Entries from a dataset of interfaces —

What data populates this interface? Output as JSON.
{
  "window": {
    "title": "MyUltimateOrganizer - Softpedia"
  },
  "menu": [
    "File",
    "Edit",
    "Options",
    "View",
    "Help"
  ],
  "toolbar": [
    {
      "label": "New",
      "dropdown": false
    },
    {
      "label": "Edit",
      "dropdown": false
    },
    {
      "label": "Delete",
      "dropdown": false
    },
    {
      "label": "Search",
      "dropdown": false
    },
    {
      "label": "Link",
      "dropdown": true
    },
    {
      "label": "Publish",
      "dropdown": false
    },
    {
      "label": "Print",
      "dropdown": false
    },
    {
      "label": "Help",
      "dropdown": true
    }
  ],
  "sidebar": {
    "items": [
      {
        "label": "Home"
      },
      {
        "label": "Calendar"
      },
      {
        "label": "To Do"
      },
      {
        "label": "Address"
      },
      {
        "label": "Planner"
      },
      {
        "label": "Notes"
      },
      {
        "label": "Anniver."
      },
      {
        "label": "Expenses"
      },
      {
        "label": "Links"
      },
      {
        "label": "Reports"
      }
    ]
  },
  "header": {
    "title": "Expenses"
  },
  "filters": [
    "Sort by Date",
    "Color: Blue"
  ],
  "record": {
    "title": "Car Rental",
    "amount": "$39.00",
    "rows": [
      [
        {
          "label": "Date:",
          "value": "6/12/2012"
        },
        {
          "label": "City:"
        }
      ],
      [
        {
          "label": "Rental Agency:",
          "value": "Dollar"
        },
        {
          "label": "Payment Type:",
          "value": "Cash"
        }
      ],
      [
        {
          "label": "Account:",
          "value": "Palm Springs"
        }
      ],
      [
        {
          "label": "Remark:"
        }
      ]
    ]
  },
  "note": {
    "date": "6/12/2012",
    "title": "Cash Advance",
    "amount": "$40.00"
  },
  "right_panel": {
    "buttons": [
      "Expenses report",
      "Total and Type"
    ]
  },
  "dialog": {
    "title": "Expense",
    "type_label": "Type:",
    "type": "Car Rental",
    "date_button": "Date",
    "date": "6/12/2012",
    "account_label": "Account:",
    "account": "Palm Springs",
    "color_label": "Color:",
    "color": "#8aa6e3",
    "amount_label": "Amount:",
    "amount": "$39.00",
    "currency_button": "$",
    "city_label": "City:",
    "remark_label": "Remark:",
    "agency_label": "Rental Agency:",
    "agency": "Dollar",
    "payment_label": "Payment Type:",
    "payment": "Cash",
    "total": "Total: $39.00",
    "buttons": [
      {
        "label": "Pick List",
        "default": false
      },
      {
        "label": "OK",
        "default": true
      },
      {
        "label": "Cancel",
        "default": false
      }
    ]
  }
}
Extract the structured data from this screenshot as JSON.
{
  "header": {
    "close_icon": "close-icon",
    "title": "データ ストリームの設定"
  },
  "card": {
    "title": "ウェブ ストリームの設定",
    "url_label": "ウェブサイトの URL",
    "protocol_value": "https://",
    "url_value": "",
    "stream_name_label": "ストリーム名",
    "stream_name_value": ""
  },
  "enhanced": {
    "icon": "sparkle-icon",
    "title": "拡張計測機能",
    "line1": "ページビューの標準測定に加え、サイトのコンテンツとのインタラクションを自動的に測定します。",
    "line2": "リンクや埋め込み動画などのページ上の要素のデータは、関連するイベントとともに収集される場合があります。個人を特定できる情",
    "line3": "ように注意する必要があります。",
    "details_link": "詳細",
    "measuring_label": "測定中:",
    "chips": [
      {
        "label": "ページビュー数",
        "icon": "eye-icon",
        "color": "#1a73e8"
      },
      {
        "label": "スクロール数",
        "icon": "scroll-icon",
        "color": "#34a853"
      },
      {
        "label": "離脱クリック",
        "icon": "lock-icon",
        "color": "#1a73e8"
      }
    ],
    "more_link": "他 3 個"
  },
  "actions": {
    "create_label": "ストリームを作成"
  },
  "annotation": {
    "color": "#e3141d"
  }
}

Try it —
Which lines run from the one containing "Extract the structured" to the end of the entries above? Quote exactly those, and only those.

Result —
Extract the structured data from this screenshot as JSON.
{
  "header": {
    "close_icon": "close-icon",
    "title": "データ ストリームの設定"
  },
  "card": {
    "title": "ウェブ ストリームの設定",
    "url_label": "ウェブサイトの URL",
    "protocol_value": "https://",
    "url_value": "",
    "stream_name_label": "ストリーム名",
    "stream_name_value": ""
  },
  "enhanced": {
    "icon": "sparkle-icon",
    "title": "拡張計測機能",
    "line1": "ページビューの標準測定に加え、サイトのコンテンツとのインタラクションを自動的に測定します。",
    "line2": "リンクや埋め込み動画などのページ上の要素のデータは、関連するイベントとともに収集される場合があります。個人を特定できる情",
    "line3": "ように注意する必要があります。",
    "details_link": "詳細",
    "measuring_label": "測定中:",
    "chips": [
      {
        "label": "ページビュー数",
        "icon": "eye-icon",
        "color": "#1a73e8"
      },
      {
        "label": "スクロール数",
        "icon": "scroll-icon",
        "color": "#34a853"
      },
      {
        "label": "離脱クリック",
        "icon": "lock-icon",
        "color": "#1a73e8"
      }
    ],
    "more_link": "他 3 個"
  },
  "actions": {
    "create_label": "ストリームを作成"
  },
  "annotation": {
    "color": "#e3141d"
  }
}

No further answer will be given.